**Assignment:** Using the listing below, report how many lines hold the word "content", and nothing else.

---+---

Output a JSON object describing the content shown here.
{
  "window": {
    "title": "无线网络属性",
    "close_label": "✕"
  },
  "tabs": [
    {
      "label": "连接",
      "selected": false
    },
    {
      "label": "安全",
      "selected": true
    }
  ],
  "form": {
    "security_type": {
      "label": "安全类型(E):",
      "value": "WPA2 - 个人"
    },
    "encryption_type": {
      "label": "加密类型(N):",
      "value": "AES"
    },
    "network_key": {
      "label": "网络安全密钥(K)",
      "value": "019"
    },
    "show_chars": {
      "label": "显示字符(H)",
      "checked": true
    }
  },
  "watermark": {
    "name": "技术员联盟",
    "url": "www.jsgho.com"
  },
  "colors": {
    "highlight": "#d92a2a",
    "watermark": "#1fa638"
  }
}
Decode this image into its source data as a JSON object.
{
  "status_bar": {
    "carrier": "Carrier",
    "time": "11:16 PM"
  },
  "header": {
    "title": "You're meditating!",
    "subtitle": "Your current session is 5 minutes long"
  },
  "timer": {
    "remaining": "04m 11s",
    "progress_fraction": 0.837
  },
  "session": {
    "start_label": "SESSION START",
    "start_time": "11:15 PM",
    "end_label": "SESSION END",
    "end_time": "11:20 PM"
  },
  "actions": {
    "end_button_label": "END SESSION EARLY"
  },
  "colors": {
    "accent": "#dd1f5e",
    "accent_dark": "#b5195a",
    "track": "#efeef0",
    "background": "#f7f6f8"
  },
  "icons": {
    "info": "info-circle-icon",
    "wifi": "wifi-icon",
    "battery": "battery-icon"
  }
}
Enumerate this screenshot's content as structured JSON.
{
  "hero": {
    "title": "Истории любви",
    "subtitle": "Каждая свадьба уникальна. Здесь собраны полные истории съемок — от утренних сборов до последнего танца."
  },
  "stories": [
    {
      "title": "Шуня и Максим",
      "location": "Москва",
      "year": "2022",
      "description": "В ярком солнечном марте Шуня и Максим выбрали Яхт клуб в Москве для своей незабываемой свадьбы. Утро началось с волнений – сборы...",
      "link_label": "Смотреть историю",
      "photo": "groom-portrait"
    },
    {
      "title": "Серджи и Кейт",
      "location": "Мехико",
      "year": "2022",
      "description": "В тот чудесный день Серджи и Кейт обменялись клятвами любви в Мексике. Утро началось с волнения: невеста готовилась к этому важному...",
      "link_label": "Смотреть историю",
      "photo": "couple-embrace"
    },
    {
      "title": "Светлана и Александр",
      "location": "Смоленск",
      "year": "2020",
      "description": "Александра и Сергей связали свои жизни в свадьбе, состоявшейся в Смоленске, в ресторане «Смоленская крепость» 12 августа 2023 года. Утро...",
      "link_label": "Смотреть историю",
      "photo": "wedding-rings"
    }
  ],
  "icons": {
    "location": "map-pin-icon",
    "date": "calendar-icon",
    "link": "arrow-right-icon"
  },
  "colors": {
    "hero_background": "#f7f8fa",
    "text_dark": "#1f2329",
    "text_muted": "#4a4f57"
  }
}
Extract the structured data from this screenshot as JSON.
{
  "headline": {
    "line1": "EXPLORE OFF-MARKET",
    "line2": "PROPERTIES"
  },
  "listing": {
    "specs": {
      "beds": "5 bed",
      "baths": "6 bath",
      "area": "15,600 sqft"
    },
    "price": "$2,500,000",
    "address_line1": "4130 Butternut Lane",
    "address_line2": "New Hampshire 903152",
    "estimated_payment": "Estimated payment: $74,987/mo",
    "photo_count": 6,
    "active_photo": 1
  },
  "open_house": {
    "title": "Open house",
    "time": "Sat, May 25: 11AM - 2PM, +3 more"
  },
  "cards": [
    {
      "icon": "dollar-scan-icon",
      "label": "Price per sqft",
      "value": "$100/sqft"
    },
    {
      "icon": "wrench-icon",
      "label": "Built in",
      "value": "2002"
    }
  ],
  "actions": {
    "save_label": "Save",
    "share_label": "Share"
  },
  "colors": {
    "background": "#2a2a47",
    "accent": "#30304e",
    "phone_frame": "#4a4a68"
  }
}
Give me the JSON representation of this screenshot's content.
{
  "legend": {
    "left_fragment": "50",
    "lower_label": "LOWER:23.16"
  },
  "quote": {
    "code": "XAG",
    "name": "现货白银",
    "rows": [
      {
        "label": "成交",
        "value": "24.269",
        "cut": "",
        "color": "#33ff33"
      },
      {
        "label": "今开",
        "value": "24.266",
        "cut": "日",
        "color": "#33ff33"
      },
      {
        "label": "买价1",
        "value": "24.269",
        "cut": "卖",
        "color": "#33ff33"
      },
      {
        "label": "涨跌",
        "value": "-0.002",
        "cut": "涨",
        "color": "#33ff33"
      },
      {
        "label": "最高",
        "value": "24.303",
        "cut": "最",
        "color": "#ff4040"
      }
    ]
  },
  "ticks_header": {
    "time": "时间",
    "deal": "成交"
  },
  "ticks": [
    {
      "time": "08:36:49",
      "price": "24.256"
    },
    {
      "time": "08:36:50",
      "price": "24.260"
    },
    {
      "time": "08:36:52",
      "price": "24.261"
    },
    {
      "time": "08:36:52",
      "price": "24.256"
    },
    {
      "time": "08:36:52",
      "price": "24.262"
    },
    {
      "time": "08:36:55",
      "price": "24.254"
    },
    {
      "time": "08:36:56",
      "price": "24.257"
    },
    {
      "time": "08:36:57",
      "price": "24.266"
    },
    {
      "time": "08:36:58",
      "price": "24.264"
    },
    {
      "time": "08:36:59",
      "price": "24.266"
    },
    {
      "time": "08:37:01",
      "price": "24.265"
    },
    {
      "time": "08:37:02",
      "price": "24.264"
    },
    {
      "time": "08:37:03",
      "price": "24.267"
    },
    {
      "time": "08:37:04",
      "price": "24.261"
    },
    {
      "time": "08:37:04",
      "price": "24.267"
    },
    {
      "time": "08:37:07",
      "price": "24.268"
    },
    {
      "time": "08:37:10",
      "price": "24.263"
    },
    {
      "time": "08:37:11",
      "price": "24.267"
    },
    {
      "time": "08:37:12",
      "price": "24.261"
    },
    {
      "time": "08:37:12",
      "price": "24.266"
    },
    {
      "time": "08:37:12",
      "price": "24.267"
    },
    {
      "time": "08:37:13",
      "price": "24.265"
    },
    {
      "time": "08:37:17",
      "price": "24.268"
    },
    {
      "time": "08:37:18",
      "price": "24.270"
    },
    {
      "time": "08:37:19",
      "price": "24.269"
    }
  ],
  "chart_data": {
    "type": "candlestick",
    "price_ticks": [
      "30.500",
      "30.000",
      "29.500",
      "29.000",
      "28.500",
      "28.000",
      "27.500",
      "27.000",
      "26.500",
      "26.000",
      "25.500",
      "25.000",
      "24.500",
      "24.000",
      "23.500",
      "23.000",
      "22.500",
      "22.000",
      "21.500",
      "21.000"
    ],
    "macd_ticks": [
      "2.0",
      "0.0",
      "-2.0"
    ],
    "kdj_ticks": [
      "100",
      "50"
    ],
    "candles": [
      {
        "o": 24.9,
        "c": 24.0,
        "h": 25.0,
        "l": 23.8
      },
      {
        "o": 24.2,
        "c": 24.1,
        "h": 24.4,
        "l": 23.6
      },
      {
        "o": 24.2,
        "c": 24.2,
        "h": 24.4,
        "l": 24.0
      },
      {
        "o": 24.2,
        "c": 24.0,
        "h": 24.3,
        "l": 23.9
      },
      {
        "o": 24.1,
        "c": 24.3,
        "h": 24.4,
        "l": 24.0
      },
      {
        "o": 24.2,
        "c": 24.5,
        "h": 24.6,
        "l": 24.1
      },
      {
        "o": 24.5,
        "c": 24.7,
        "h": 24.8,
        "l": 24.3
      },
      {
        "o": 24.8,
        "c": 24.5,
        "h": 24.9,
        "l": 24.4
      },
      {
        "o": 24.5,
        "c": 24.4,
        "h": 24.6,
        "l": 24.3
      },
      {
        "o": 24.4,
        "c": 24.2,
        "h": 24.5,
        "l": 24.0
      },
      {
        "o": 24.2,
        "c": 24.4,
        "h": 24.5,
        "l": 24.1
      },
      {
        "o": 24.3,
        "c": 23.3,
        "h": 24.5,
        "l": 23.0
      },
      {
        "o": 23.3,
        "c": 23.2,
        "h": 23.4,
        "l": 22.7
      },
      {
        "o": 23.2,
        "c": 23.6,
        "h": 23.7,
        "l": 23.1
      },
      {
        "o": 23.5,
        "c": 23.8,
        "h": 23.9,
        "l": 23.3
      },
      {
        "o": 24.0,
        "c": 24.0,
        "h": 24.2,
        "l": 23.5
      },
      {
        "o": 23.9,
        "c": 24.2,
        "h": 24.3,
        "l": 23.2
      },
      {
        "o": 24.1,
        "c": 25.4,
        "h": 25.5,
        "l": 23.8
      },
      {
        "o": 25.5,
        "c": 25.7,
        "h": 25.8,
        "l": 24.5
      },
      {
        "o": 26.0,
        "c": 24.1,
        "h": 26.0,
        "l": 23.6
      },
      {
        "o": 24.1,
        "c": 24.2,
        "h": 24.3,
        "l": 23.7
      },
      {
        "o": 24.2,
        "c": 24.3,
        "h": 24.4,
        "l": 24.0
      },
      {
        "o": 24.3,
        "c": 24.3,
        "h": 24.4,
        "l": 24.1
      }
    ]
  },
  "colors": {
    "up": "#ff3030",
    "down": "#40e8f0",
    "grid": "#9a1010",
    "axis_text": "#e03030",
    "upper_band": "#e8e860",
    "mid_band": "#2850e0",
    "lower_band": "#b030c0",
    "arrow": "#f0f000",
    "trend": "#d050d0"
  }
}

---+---

**Result below:** 3